Activity ->
Copy each line from the entries that the word "this" appears in.

Dataset items
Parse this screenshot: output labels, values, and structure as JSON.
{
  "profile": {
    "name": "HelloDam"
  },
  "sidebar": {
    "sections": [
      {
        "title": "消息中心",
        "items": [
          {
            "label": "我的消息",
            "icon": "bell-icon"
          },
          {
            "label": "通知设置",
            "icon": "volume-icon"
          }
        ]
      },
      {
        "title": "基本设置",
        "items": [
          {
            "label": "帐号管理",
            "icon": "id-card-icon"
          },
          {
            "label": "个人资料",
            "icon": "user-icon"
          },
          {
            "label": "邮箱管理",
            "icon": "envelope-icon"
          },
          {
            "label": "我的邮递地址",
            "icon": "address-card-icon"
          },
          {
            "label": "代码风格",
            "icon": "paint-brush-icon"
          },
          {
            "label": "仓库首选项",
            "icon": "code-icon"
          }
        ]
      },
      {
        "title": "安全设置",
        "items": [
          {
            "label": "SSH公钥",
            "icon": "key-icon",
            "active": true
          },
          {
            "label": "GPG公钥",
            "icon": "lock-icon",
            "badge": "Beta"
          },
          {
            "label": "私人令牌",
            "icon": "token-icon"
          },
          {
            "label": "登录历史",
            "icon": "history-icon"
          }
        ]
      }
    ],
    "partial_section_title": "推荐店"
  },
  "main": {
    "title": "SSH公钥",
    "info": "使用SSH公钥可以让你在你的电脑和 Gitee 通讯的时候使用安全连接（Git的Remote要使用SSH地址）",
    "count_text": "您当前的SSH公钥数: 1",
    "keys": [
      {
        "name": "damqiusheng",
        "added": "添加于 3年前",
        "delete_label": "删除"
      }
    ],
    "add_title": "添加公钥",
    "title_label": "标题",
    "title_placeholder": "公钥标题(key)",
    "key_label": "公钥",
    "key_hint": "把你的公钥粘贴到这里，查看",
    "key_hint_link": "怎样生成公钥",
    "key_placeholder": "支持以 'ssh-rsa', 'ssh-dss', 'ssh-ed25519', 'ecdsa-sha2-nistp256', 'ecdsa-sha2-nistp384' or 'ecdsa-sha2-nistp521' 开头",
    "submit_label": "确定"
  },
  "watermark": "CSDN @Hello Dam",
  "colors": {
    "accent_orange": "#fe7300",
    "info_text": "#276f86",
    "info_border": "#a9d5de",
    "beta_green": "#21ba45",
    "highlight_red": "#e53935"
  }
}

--

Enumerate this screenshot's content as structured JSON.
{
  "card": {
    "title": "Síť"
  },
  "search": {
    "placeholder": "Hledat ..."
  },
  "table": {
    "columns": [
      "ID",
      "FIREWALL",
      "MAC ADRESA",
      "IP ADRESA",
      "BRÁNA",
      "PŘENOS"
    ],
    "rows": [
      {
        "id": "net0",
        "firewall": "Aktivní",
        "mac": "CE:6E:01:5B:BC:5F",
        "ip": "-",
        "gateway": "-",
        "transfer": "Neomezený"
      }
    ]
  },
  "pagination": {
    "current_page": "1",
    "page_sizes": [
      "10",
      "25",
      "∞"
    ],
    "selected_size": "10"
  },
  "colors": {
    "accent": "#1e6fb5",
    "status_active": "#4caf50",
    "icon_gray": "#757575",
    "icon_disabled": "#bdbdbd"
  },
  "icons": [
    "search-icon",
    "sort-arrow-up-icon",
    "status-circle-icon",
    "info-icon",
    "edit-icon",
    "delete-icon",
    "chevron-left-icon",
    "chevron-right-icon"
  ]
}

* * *

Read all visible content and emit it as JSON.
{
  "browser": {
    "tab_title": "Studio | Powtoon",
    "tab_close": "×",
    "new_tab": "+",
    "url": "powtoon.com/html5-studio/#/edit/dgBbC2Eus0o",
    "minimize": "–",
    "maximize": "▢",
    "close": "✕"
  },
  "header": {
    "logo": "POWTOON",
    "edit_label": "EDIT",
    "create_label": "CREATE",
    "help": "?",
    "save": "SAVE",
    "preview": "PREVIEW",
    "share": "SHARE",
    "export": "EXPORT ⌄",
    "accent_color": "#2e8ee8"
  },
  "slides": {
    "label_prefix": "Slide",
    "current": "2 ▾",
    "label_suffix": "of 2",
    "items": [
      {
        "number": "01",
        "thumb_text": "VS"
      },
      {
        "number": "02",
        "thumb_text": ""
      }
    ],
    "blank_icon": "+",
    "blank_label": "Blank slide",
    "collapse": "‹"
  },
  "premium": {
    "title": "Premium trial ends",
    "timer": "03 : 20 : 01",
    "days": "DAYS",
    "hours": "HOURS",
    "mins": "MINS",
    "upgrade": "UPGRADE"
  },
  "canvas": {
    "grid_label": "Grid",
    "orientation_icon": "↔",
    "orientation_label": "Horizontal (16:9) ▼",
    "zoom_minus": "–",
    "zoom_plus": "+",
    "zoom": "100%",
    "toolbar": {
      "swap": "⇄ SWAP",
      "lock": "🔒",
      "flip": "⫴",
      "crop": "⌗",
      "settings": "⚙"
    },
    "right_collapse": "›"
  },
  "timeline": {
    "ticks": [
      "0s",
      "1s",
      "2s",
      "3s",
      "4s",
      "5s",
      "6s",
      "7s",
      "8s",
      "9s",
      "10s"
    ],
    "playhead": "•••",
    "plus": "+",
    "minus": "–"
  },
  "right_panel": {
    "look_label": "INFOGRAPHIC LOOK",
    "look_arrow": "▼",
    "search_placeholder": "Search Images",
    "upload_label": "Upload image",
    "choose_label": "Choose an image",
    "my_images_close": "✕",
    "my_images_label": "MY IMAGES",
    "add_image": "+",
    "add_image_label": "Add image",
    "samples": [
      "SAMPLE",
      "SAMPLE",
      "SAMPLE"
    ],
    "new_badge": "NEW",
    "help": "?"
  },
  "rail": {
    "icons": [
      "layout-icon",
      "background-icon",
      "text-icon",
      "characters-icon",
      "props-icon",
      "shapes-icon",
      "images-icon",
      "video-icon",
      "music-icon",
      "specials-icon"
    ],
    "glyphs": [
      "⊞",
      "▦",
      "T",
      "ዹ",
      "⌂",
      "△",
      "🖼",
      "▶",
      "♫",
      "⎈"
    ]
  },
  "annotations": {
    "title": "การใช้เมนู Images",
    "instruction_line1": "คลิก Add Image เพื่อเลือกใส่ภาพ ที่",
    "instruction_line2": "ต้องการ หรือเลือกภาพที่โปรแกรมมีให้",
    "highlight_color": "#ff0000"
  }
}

Answer space ->
Parse this screenshot: output labels, values, and structure as JSON.
Enumerate this screenshot's content as structured JSON.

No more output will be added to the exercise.